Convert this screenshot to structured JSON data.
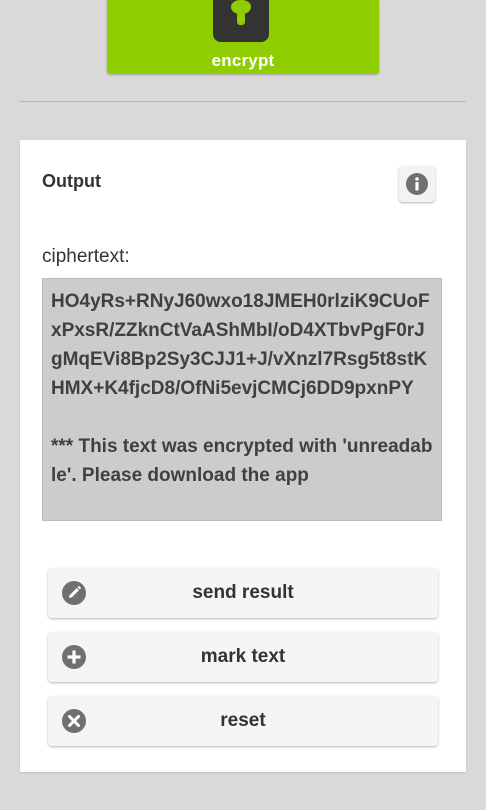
{
  "header": {
    "encrypt_label": "encrypt",
    "accent_color": "#8fcc00"
  },
  "output": {
    "title": "Output",
    "info_icon": "info-icon",
    "ciphertext_label": "ciphertext:",
    "ciphertext": "HO4yRs+RNyJ60wxo18JMEH0rlziK9CUoFxPxsR/ZZknCtVaAShMbI/oD4XTbvPgF0rJgMqEVi8Bp2Sy3CJJ1+J/vXnzl7Rsg5t8stKHMX+K4fjcD8/OfNi5evjCMCj6DD9pxnPY\n\n*** This text was encrypted with 'unreadable'. Please download the app"
  },
  "actions": [
    {
      "label": "send result",
      "icon": "pencil-icon"
    },
    {
      "label": "mark text",
      "icon": "plus-icon"
    },
    {
      "label": "reset",
      "icon": "close-icon"
    }
  ]
}
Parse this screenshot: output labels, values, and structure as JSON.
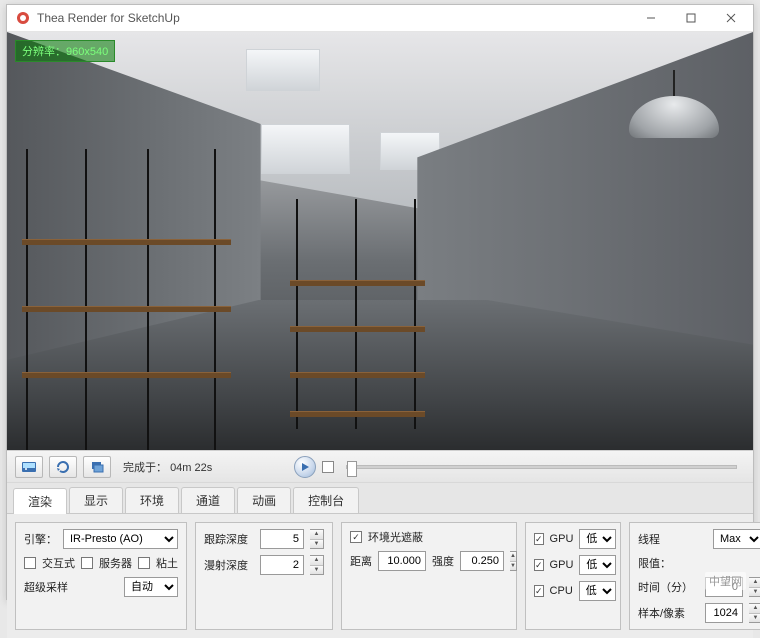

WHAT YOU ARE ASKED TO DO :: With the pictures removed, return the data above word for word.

ANSWER SECTION ::
Convert this screenshot to structured JSON data.
{
  "header": {
    "encrypt_label": "encrypt",
    "accent_color": "#8fcc00"
  },
  "output": {
    "title": "Output",
    "info_icon": "info-icon",
    "ciphertext_label": "ciphertext:",
    "ciphertext": "HO4yRs+RNyJ60wxo18JMEH0rlziK9CUoFxPxsR/ZZknCtVaAShMbI/oD4XTbvPgF0rJgMqEVi8Bp2Sy3CJJ1+J/vXnzl7Rsg5t8stKHMX+K4fjcD8/OfNi5evjCMCj6DD9pxnPY\n\n*** This text was encrypted with 'unreadable'. Please download the app"
  },
  "actions": [
    {
      "label": "send result",
      "icon": "pencil-icon"
    },
    {
      "label": "mark text",
      "icon": "plus-icon"
    },
    {
      "label": "reset",
      "icon": "close-icon"
    }
  ]
}
Parse this screenshot: output labels, values, and structure as JSON.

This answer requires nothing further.